Why US authorities are planning to use facial recognition more often


Facial recognition systems will be released in late August, according to one US Court of Auditors report (Government Accountability Office, GAO) “Increasingly” used: most commonly in cybersecurity, domestic law enforcement, and physical security. Eighteen of the 24 federal agencies surveyed are currently using at least one type of facial recognition, and many are using more than one system. Most are federally owned systems, but six are from commercial providers like Clearview AI, Vigilant Solutions, and Acuant FaceID.

Ten ministries are also planning to expand their use of facial recognition by 2023 and implement 17 different facial recognition systems: the agriculture, economic, defense, homeland security, health, justice and finance ministries, as well as the interior and foreign ministries and the ministry for veterans affairs. Thirteen of these systems will be federal, two will be owned by local law enforcement, and two will be using Clearview AI.

The results are coming after a year of public protests by advocates of privacy and civil liberties against police and government use of the technology. Face recognition has been found to be less accurate in people with darker skin, women, and younger and older people.
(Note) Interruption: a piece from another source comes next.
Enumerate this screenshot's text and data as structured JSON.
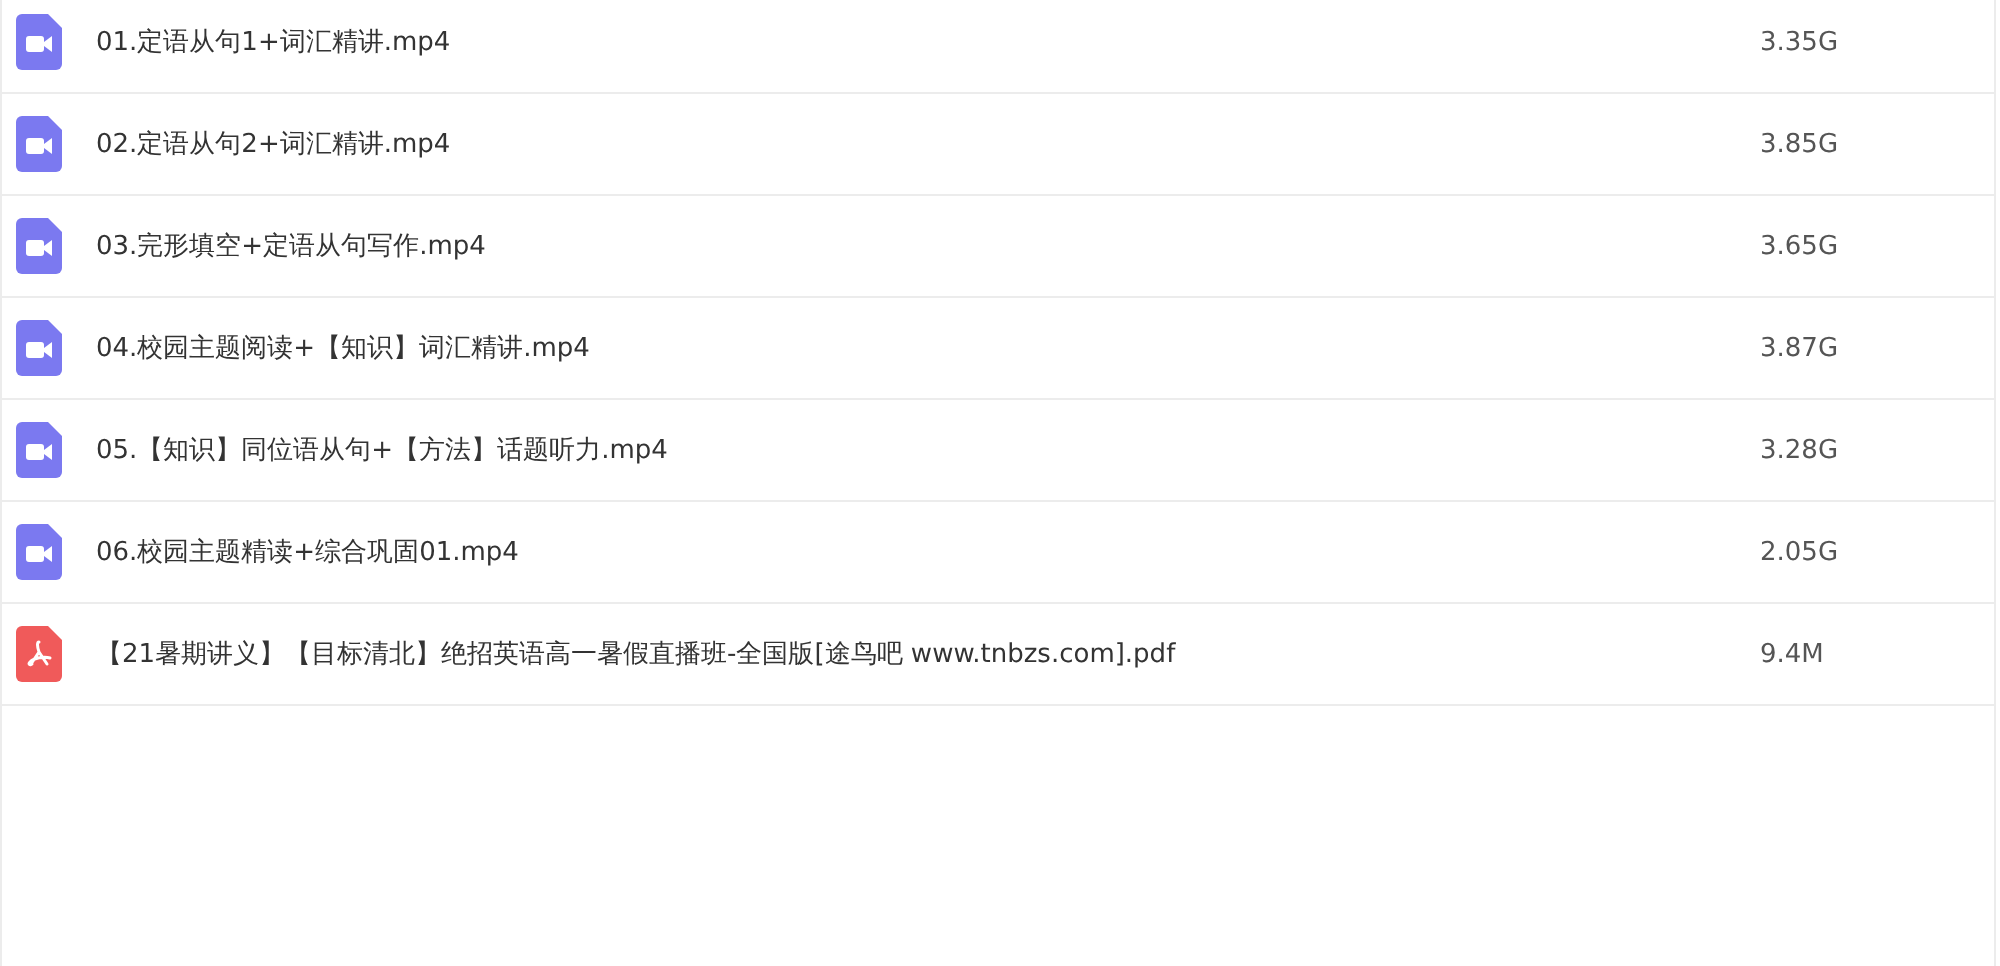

Another GAO report recently released also cited a lack of oversight from federal law enforcement agencies using the technology.

Many agencies are already using or planning to use facial recognition to protect sensitive data and technology and physical locations, or are focused on judicial and military matters. For example, the Inspector General’s Office began assisting Vintra in May by searching surveillance videos for “directed movement, vehicles, or people.” The US Marshals Service is developing a contactless identification system for prisoners to facilitate the booking and transportation of prisoners. The U.S. Immigration and Customs Service is working with the Lehigh County District Attorney’s Office in Pennsylvania to expand access to their existing facial recognition system through integration with an eGang intelligence application.

The Department of Agriculture plans to use facial recognition systems to monitor live video surveillance for people on watch lists if funding is approved. Both the US Air Force, as part of the Department of Defense, and the Fish and Wildlife Service in the Department of the Interior are working on projects with Clearview AI and want to expand its use. Clearview AI is controversial because its matching algorithm is based on a database with over three billion public images based, which were skimmed from the Internet. Other facial recognition systems used by law enforcement agencies are based on much smaller databases, often developed by the government: this includes, for example, a database of photos of people accused of a crime.

Ten agencies also conduct research and development in this area, including the Justice, Defense, Homeland Security and State Ministries. The agencies’ goals are diverse, but many investigate the well-documented distortions of many facial recognition systems. For example, the Department of Justice is researching the relationship between skin tone and false identification rates of facial recognition algorithms. Others looked at how to make such systems more accurate, even when scanning people wearing masks.

The report also demonstrated extensive cross-agency coordination and sharing of facial recognition systems and information. Many federal agencies reported that they obtained their facial recognition systems from state and local governments. For example, the Department of Homeland Security stated that its information network “contains a mechanism for soliciting third-party facial recognition searches through the listed state and local entities, such as fusion centers.” In fusion centers, various police, intelligence and other agencies work together to combat threats.